But the book-loving propensities of the Dutch Jews were far exceeded by those of a German Jew, a member of a distinguished Viennese family, the Oppenheimers, who, in the latter part of the seventeenth century, brought together what until recently was the largest collection of Hebrew books ever made by one man, aggregating about 7,000 printed volumes and 1,000 manuscripts, almost entirely Hebraica. It was originally founded by Samuel Oppenheimer with the aid of Prince Eugene, (of Vienna) whose court Jew he was. His son, David Oppenheimer, increased the collection; but, although he was stationed in Prague, he dared not have his books there for fear of the censor; he accordingly placed them in the house of his father-in-law, Lipmann Cohen, at Hanover. Hirschl Oppenheimer succeeded to the library, which, however, was pledged for 50,000 marks; and on this account it passed into the possession of Isaac Cohen of Hamburg, nephew of the former holder. After futile attempts at a sale, at which Mendelssohn's help as appraiser was called in, it was sold (1829) to the Bodleian Library, Oxford, for the absurdly small sum of 9,000 thalers.

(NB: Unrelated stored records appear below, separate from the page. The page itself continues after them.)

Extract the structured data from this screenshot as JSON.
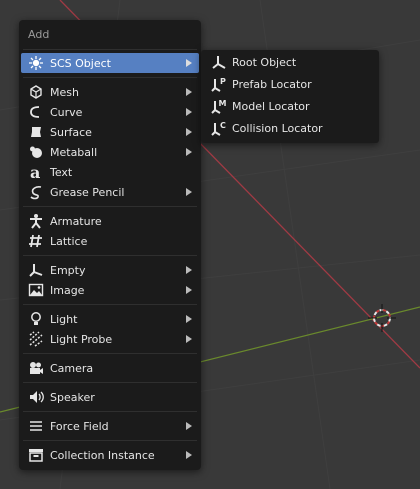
{
  "colors": {
    "viewport_bg": "#393939",
    "grid_line": "#3f3f3f",
    "x_axis": "#a03a44",
    "y_axis": "#6a8a2c",
    "menu_bg": "#1b1b1b",
    "highlight": "#5680c2",
    "text": "#e6e6e6",
    "title_text": "#9a9a9a"
  },
  "menu": {
    "title": "Add",
    "items": [
      {
        "label": "SCS Object",
        "icon": "scs-object-icon",
        "submenu": true,
        "active": true
      },
      {
        "label": "Mesh",
        "icon": "mesh-icon",
        "submenu": true
      },
      {
        "label": "Curve",
        "icon": "curve-icon",
        "submenu": true
      },
      {
        "label": "Surface",
        "icon": "surface-icon",
        "submenu": true
      },
      {
        "label": "Metaball",
        "icon": "metaball-icon",
        "submenu": true
      },
      {
        "label": "Text",
        "icon": "text-icon",
        "submenu": false
      },
      {
        "label": "Grease Pencil",
        "icon": "grease-pencil-icon",
        "submenu": true
      },
      {
        "label": "Armature",
        "icon": "armature-icon",
        "submenu": false
      },
      {
        "label": "Lattice",
        "icon": "lattice-icon",
        "submenu": false
      },
      {
        "label": "Empty",
        "icon": "empty-icon",
        "submenu": true
      },
      {
        "label": "Image",
        "icon": "image-icon",
        "submenu": true
      },
      {
        "label": "Light",
        "icon": "light-icon",
        "submenu": true
      },
      {
        "label": "Light Probe",
        "icon": "light-probe-icon",
        "submenu": true
      },
      {
        "label": "Camera",
        "icon": "camera-icon",
        "submenu": false
      },
      {
        "label": "Speaker",
        "icon": "speaker-icon",
        "submenu": false
      },
      {
        "label": "Force Field",
        "icon": "force-field-icon",
        "submenu": true
      },
      {
        "label": "Collection Instance",
        "icon": "collection-instance-icon",
        "submenu": true
      }
    ]
  },
  "submenu": {
    "items": [
      {
        "label": "Root Object",
        "icon": "root-object-icon"
      },
      {
        "label": "Prefab Locator",
        "icon": "prefab-locator-icon"
      },
      {
        "label": "Model Locator",
        "icon": "model-locator-icon"
      },
      {
        "label": "Collision Locator",
        "icon": "collision-locator-icon"
      }
    ]
  }
}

By these accessions, England became the most important center in the world for rare Jewish books and manuscripts during the latter part of the nineteenth century.